*** Begin section ***

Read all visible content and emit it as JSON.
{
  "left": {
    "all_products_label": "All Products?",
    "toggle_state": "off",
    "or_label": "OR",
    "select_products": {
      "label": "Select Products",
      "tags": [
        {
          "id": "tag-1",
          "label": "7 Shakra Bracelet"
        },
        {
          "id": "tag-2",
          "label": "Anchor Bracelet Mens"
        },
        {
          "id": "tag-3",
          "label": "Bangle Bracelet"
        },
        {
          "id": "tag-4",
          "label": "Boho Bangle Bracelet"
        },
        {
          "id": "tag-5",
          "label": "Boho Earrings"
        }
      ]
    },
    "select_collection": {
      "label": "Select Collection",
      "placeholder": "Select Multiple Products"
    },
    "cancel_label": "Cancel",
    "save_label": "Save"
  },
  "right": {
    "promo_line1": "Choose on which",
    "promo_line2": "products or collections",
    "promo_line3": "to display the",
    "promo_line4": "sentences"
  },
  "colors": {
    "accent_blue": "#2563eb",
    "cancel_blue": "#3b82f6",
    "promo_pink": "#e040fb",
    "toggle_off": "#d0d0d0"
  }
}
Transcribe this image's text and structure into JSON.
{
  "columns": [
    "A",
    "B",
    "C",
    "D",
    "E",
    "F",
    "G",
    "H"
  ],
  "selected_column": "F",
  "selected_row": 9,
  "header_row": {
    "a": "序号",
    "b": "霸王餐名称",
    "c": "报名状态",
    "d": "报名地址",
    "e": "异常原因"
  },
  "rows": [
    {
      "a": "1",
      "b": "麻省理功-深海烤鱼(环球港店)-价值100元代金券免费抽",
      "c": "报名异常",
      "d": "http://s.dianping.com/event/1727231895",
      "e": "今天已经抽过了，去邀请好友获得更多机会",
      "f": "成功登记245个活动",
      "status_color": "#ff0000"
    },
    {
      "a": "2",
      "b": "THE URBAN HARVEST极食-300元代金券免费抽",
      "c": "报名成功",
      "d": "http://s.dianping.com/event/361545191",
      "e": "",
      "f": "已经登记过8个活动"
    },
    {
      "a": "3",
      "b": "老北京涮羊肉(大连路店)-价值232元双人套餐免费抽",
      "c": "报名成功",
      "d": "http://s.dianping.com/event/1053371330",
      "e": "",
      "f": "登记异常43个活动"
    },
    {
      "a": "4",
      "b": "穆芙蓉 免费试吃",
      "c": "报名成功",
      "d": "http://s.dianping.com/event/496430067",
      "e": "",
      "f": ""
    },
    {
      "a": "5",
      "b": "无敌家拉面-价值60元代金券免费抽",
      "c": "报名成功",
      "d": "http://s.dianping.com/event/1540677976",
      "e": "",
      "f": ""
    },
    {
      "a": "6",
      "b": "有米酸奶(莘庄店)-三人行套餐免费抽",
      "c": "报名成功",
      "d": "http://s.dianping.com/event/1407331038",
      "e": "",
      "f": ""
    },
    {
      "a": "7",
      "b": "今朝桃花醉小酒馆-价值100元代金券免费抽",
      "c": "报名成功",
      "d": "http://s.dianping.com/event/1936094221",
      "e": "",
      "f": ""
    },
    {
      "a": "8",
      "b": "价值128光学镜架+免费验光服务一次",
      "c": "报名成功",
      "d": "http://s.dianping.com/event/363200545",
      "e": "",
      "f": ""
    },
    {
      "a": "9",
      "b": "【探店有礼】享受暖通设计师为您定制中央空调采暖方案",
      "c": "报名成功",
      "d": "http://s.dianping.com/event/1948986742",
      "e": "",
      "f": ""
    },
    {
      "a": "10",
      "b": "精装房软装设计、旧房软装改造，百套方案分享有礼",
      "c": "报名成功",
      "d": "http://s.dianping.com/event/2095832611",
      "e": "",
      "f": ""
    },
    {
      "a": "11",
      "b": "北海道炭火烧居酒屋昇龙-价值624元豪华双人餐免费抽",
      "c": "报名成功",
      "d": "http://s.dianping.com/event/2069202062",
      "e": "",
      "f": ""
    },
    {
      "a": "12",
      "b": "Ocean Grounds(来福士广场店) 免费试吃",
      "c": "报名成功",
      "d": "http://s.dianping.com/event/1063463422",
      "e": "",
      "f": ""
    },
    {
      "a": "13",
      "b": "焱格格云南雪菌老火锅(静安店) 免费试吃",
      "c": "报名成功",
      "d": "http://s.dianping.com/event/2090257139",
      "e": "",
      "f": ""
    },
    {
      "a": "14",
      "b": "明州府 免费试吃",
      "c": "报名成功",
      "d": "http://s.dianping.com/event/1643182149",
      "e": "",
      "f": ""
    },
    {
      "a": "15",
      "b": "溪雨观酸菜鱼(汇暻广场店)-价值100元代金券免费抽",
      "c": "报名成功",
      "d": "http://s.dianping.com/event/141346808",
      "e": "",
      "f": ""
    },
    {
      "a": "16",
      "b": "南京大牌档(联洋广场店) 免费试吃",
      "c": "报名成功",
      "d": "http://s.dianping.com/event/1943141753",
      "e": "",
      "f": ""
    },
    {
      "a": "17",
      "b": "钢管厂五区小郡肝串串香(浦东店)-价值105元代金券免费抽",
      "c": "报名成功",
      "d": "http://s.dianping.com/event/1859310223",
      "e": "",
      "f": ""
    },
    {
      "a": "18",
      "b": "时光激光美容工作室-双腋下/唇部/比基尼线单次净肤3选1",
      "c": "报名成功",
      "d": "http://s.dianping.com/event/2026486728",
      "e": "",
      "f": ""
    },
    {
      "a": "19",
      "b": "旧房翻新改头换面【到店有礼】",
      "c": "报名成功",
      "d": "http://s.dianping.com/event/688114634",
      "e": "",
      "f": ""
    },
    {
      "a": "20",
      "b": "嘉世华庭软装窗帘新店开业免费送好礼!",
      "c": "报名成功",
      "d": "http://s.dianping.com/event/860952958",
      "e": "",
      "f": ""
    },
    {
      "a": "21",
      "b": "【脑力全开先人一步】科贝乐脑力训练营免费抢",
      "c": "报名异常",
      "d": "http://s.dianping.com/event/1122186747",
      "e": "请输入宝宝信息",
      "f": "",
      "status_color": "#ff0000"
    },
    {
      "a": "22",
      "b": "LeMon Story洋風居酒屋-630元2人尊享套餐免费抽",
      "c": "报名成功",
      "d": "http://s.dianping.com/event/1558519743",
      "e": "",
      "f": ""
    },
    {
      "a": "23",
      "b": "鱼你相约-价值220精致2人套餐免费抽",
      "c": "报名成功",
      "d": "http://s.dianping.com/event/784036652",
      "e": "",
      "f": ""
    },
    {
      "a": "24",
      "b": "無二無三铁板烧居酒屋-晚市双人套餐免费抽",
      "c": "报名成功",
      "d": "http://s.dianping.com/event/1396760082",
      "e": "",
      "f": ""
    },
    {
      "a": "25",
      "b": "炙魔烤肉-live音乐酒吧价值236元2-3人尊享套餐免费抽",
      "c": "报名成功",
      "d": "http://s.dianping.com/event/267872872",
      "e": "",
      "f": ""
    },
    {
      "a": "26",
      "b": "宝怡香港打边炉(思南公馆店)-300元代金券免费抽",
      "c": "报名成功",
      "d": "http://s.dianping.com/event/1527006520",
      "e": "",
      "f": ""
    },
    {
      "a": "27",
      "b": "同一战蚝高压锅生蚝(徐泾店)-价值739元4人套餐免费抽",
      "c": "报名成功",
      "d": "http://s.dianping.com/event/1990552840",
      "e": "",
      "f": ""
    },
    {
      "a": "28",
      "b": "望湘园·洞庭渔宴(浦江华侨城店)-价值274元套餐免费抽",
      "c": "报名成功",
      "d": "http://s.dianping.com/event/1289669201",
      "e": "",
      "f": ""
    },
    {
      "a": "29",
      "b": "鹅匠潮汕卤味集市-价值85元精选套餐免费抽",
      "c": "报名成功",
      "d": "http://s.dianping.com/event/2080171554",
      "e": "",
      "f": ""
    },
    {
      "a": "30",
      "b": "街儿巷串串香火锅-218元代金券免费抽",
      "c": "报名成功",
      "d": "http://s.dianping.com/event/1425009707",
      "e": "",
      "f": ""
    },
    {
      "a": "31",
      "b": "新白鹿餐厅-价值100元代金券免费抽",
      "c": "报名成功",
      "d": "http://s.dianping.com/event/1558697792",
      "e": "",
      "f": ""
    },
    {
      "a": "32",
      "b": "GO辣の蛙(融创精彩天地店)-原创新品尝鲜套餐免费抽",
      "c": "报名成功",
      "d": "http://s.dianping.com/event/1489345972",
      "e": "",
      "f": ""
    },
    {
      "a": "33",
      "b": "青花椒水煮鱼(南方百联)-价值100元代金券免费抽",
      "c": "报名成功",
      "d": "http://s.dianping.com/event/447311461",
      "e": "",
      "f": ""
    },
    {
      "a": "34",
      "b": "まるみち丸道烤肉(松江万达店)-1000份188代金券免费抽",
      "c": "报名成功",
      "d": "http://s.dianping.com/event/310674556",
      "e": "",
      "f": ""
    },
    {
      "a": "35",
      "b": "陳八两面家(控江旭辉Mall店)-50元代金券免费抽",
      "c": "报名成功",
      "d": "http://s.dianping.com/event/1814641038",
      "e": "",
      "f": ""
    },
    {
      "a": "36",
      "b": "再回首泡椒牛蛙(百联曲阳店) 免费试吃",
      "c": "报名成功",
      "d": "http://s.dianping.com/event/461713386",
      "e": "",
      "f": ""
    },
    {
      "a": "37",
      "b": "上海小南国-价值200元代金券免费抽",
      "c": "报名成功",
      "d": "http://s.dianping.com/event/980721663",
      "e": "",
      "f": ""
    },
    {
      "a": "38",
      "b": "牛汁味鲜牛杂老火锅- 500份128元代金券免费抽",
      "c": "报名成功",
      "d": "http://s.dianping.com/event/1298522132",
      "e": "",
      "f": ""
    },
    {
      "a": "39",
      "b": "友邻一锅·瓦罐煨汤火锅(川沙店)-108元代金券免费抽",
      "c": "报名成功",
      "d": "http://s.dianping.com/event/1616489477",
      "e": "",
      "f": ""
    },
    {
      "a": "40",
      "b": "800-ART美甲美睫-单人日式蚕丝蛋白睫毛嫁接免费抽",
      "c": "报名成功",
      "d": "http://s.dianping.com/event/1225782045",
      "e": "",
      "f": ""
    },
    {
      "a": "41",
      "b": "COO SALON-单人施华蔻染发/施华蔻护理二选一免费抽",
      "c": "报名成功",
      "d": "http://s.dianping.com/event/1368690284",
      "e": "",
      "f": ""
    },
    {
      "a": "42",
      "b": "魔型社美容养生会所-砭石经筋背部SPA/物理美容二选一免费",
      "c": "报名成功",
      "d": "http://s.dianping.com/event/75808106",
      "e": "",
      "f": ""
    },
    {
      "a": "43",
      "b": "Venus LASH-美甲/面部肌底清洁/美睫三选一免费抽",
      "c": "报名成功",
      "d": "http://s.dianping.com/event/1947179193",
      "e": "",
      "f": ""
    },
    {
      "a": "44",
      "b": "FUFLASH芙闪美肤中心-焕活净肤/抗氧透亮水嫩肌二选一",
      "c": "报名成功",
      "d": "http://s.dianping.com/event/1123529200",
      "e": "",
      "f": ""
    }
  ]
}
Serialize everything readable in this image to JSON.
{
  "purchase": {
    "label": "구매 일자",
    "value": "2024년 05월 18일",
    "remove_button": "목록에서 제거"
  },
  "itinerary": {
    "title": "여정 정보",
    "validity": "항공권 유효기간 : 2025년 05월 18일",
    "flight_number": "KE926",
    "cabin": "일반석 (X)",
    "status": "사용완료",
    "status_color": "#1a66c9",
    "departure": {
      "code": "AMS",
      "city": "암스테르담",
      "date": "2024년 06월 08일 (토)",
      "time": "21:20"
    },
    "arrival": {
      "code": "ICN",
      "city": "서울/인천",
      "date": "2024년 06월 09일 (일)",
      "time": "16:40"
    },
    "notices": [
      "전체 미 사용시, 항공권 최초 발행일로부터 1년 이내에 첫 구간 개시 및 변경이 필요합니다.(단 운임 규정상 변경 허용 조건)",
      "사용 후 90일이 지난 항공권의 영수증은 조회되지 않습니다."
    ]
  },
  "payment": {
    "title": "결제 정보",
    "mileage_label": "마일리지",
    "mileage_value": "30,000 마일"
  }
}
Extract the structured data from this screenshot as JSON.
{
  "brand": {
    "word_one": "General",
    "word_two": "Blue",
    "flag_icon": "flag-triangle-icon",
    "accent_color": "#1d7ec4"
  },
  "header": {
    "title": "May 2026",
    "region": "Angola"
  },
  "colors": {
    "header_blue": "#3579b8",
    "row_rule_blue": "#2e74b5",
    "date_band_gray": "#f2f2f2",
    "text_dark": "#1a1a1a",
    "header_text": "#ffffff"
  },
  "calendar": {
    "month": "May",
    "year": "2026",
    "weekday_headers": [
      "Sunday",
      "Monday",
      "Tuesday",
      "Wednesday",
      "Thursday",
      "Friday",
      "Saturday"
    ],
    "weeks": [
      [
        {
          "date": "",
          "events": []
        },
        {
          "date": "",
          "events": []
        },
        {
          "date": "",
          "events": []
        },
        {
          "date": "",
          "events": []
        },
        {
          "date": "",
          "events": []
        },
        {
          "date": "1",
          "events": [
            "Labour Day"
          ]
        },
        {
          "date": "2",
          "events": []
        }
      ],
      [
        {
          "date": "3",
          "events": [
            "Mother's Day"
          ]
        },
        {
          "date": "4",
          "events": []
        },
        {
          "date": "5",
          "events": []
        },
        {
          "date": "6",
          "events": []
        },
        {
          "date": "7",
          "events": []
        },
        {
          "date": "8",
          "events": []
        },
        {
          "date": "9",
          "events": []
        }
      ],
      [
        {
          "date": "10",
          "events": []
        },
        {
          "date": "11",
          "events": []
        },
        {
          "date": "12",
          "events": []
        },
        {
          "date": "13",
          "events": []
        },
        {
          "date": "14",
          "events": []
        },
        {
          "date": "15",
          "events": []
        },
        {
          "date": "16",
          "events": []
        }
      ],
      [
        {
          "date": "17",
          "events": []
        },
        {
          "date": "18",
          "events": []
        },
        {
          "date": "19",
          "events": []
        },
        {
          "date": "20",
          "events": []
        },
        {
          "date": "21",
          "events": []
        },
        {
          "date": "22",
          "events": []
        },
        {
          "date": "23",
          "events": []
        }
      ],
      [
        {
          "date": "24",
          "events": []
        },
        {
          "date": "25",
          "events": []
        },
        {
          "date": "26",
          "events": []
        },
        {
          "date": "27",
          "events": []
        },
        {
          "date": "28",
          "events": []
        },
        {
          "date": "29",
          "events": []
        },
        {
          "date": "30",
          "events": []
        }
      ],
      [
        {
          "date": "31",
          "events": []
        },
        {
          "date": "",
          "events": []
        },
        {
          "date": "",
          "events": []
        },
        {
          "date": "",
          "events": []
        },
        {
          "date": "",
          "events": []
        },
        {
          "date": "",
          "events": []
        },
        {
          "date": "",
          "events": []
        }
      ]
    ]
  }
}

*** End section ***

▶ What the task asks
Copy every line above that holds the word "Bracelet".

▶ Completed exercise
          "label": "7 Shakra Bracelet"
          "label": "Anchor Bracelet Mens"
          "label": "Bangle Bracelet"
          "label": "Boho Bangle Bracelet"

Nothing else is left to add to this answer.